Even when designers and their teams are devoted to a mobile-first design approach, it can be hard to get clients on board. If a client has had experience going through a traditional design process, they may be excited to dive into designs even if their content isn’t ready. But, as I shared above, starting with content is essential. It can be hard to say no to clients if their content isn’t ready, so it’s important to be clear with them. Let them know that if they choose to make their designs mobile-friendly instead of mobile-first, they may lose customers; the market has adapted, and users want the experience of mobile-first design. A desktop-first design approach is a risk that needs to be managed like any other on a technology project. It’s also important to manage a client’s expectations. When demoing on mobile, there can be less of a wow factor. Clients are used to seeing fancy designs on big screens. If we’re going for mobile, simple, and functional, there will be less pizzazz, but their customers will have a much better experience. 

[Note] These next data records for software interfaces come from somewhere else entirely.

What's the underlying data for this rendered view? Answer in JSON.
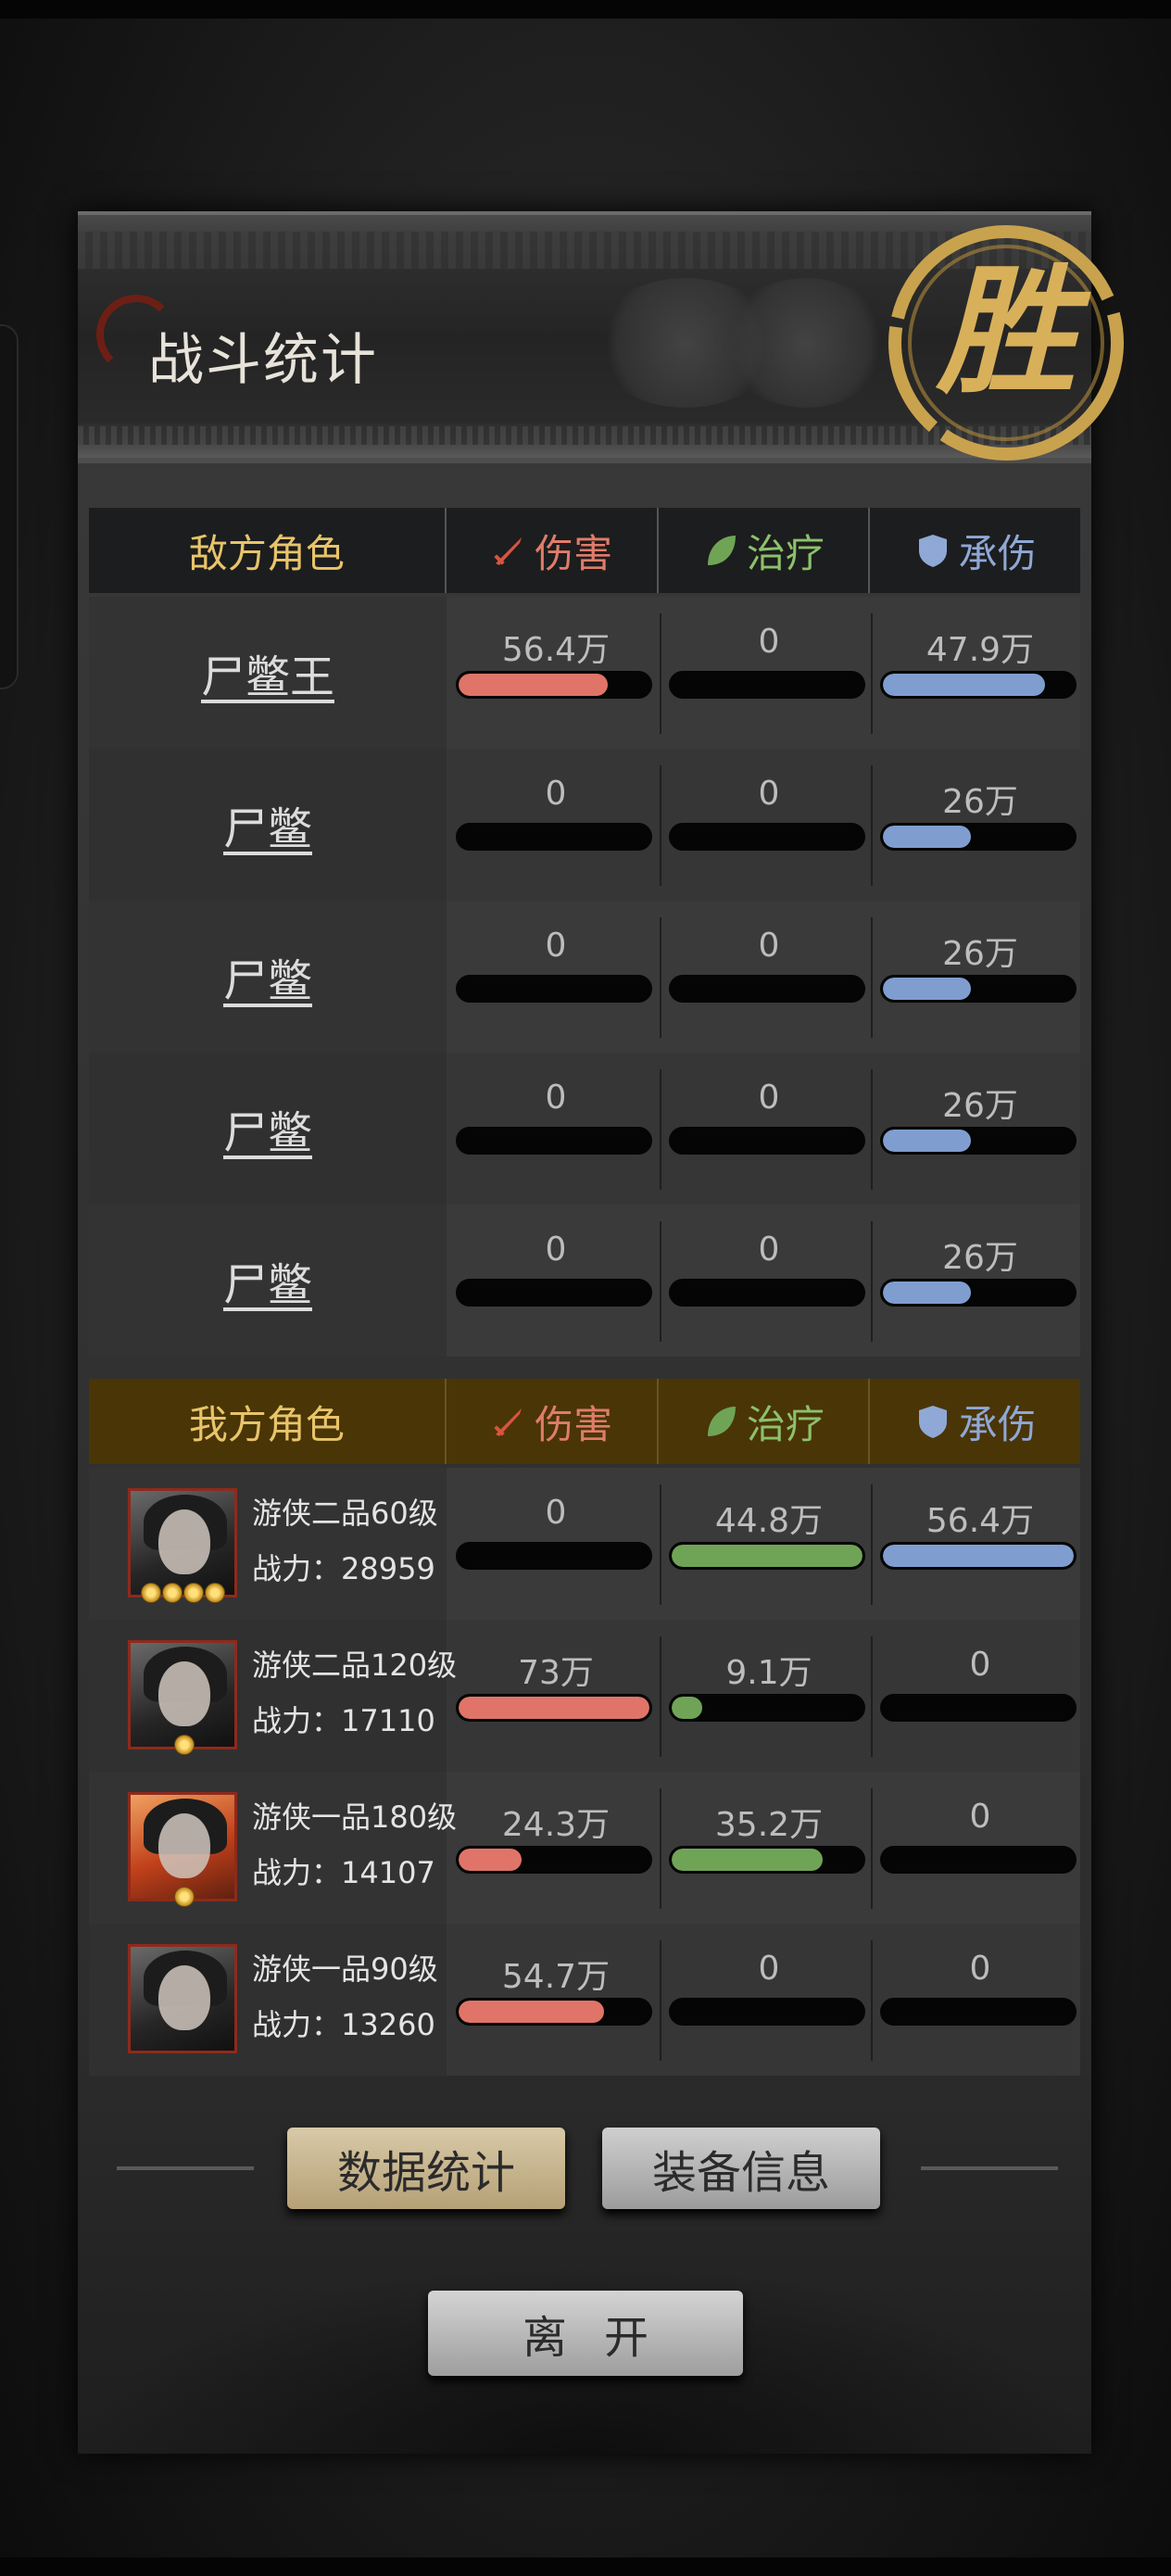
{
  "header": {
    "title": "战斗统计",
    "result_seal": "胜"
  },
  "columns": {
    "damage": "伤害",
    "heal": "治疗",
    "taken": "承伤"
  },
  "colors": {
    "damage": "#e07468",
    "heal": "#6fa456",
    "taken": "#7f9ecf",
    "enemy_header_title": "#e8c46a"
  },
  "enemy": {
    "header": "敌方角色",
    "rows": [
      {
        "name": "尸鳖王",
        "damage": "56.4万",
        "damage_frac": 0.78,
        "heal": "0",
        "heal_frac": 0,
        "taken": "47.9万",
        "taken_frac": 0.85
      },
      {
        "name": "尸鳖",
        "damage": "0",
        "damage_frac": 0,
        "heal": "0",
        "heal_frac": 0,
        "taken": "26万",
        "taken_frac": 0.46
      },
      {
        "name": "尸鳖",
        "damage": "0",
        "damage_frac": 0,
        "heal": "0",
        "heal_frac": 0,
        "taken": "26万",
        "taken_frac": 0.46
      },
      {
        "name": "尸鳖",
        "damage": "0",
        "damage_frac": 0,
        "heal": "0",
        "heal_frac": 0,
        "taken": "26万",
        "taken_frac": 0.46
      },
      {
        "name": "尸鳖",
        "damage": "0",
        "damage_frac": 0,
        "heal": "0",
        "heal_frac": 0,
        "taken": "26万",
        "taken_frac": 0.46
      }
    ]
  },
  "ally": {
    "header": "我方角色",
    "rows": [
      {
        "name": "游侠二品60级",
        "power": "战力：28959",
        "damage": "0",
        "damage_frac": 0,
        "heal": "44.8万",
        "heal_frac": 1.0,
        "taken": "56.4万",
        "taken_frac": 1.0,
        "stars": 4
      },
      {
        "name": "游侠二品120级",
        "power": "战力：17110",
        "damage": "73万",
        "damage_frac": 1.0,
        "heal": "9.1万",
        "heal_frac": 0.16,
        "taken": "0",
        "taken_frac": 0,
        "stars": 1
      },
      {
        "name": "游侠一品180级",
        "power": "战力：14107",
        "damage": "24.3万",
        "damage_frac": 0.33,
        "heal": "35.2万",
        "heal_frac": 0.79,
        "taken": "0",
        "taken_frac": 0,
        "stars": 1
      },
      {
        "name": "游侠一品90级",
        "power": "战力：13260",
        "damage": "54.7万",
        "damage_frac": 0.76,
        "heal": "0",
        "heal_frac": 0,
        "taken": "0",
        "taken_frac": 0,
        "stars": 0
      }
    ]
  },
  "tabs": {
    "stats": "数据统计",
    "equipment": "装备信息"
  },
  "leave_button": "离开"
}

Can you share a step-by-step mobile-first workflow? Good news — someone already created one! Stephen Hay’s responsive workflow is a great way to adapt your website projects to be truly mobile-first.

Image from Adobe Stock

Why Mobile-First is Better

If you’re having trouble selling a mobile-first approach to your client or design team, here are a few reasons why companies who take a mobile-first approach (not just a mobile-friendly one) will build better, more successful products. 

Improved User Experience
Taking a mobile-first approach demands more focus and attention on the user’s needs and the most essential content. There’s no room for flashy widgets, vanity features, and fillers. 

At the same time, mobile-first demands more usability research in order to provide not just the right content but the right amount of content, with the option to provide more content when users need it.

Better Performance 
When it comes to web performance, a web page with fewer elements and optimized content will load faster. Fast page load times are essential for usability and for maintaining SEO. Additionally, since the majority of internet users now access Google Search through a mobile device, Google primarily crawls and indexes pages using a mobile-first approach.

Increased Scalability
When the experience is conceptualized on mobile, there is no risk of designing something that can’t be adjusted upwards to meet the needs of the desktop design. You can add more features as you scale up to desktop, but the core will always be there.

Decreased Bounce Rate 
Generally, you can expect mobile bounce rates to hover around 20 to 30% above desktop rates. This is because people on mobile devices are typically looking up something quickly while they are on the go. But everyone has had the experience of visiting a website on your phone and immediately leaving the site because the design made it impossible to use. You can keep bounce rates healthy through mobile-first design. 


Whether we’re relegated to our homes or living a ‘normal’ 2020 life on-the-go, as users, we need our mobile sites to be simple to navigate and easy to use. Designers, as well as clients, need to understand that sites that are not mobile-friendly won’t serve the needs of today’s smartphone users.

By adhering to a mobile-first approach, we’re able to build access and keep each other connected; particularly when we need it most. 

Whether you’re new to mobile-first design or an avid supporter, I’d love to hear from you. Leave a comment below or send me an email.